"It's the simplicity of the lyrics and rhythms. We were satisfied with it a lot of the time. We came up with things in their most simple form. The seed was planted, and then the songs escaped around it. This particular seed can stand on its own, so this record was kind of made on its own."
Yet the album needs the assistance of a real and full band to play the songs live. Royal Trux recently gathered a handful of loyalists and hit the road in support of its new album. And without the benefit of major-label money behind it (or the suits looking over its shoulder), Royal Trux is free to do as it pleases which, Herrema notes, has always been the goal in the first place. No other pretensions fuel this band, she insists.
"It's never been the purpose of Royal Trux to have a big hit," she says. "Although it is a great vehicle for getting all the stuff we've done in the past listened to, stuff that a lot of people don't even know about. [A hit] would be a good thing, but at the same time the expectations of that kind of thing are just screwy. Everything that was requested of us [by Virgin] was pretty much a prerequisite for making a hit, and they don't just happen; they are made. Those prerequisites were confining. Straight up, it just wasn't going to happen. There were just a lot of things we couldn't abide by."
So where does Herrema think Royal Trux fits in the current post-Kurt, post-Seattle, post-alternarevolution universe?
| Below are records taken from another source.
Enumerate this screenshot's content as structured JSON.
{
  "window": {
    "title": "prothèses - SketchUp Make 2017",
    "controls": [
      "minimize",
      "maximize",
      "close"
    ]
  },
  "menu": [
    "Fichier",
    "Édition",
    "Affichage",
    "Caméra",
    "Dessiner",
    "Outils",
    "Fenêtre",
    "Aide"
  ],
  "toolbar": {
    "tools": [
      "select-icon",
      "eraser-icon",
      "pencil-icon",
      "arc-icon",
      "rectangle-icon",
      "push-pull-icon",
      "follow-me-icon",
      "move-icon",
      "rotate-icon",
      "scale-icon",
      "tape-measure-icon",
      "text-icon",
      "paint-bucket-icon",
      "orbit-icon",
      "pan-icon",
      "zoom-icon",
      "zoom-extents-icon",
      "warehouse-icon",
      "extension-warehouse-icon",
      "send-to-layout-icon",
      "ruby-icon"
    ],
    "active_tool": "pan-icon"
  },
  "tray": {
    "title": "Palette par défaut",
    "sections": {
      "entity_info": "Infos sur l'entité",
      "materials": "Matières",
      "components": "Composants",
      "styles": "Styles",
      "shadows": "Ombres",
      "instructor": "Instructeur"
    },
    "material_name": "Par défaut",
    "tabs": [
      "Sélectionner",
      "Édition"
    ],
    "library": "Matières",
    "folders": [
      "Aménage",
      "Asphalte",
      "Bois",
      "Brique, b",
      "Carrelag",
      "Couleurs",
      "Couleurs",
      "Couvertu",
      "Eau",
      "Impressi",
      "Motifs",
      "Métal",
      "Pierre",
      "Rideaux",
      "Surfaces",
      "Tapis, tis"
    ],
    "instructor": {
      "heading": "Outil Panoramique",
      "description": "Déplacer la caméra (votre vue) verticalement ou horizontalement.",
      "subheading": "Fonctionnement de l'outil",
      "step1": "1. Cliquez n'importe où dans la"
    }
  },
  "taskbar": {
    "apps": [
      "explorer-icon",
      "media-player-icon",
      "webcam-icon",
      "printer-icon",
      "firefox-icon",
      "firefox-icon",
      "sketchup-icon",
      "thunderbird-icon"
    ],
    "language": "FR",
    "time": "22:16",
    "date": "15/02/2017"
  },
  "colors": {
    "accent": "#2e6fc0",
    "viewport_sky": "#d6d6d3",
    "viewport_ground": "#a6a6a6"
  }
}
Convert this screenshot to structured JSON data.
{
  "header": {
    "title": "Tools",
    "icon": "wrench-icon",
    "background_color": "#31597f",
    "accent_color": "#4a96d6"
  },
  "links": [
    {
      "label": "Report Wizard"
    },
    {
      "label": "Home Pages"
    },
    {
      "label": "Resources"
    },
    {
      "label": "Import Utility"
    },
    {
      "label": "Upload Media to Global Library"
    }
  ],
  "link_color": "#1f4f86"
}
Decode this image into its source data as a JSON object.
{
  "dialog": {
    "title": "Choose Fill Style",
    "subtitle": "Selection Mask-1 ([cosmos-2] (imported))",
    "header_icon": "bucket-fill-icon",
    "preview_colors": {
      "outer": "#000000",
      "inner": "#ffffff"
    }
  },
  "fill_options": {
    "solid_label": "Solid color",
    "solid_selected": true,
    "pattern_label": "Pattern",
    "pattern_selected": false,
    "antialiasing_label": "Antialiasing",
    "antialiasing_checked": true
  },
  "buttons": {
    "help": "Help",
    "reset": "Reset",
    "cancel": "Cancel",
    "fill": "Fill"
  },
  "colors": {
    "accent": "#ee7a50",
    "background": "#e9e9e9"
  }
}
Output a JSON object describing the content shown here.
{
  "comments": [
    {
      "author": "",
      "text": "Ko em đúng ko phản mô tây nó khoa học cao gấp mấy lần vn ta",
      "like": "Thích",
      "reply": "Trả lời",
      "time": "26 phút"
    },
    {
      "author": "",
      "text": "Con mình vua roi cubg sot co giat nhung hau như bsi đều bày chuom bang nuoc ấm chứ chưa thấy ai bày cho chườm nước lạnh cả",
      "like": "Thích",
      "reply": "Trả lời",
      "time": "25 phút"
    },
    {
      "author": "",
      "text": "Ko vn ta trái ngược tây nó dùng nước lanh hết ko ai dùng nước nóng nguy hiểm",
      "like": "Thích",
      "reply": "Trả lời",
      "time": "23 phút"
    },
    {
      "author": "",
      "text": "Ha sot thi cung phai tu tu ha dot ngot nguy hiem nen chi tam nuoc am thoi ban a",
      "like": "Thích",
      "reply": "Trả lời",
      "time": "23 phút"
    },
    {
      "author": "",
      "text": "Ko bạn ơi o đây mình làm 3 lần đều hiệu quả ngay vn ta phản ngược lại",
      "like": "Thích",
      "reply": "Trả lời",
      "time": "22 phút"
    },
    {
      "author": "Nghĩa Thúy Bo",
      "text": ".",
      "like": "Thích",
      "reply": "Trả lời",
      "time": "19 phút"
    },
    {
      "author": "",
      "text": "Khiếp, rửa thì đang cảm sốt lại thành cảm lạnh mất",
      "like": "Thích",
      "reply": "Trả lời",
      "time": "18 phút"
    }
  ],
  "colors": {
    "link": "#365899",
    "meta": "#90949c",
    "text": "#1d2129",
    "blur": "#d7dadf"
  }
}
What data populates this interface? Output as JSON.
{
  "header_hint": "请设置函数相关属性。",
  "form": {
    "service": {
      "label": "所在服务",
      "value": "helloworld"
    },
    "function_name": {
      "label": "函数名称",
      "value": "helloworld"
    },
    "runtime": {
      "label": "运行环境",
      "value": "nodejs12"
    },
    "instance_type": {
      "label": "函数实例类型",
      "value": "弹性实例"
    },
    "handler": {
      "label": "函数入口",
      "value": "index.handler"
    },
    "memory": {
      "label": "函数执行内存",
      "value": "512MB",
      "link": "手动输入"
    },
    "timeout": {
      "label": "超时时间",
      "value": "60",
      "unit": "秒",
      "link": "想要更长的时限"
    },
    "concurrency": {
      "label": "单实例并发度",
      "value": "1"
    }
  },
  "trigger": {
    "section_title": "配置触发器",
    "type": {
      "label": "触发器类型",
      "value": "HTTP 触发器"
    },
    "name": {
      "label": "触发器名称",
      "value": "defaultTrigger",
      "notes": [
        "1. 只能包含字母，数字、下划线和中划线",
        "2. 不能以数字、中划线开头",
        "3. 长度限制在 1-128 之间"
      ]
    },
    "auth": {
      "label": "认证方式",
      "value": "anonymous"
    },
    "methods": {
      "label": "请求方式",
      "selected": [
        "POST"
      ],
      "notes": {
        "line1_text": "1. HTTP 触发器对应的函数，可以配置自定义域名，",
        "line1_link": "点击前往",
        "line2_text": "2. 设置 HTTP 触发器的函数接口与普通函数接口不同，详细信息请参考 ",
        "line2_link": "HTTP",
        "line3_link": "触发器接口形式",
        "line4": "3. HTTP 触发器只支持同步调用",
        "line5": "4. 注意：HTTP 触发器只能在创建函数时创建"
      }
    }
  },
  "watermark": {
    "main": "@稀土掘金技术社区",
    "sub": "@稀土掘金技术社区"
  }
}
"I don't know when I last listened to college radio," she ponders. "I heard it the other night, and I was shocked by what I was hearing on these college stations. It was unbelievably redundant and totally shitty. That's all subjective, but it was all so much the same. I thought college radio was about bringing in all sorts of players."
So, again, where do they fit?
"I'm clueless," she sighs. "I don't know what the hell is going on. But I kind of like that."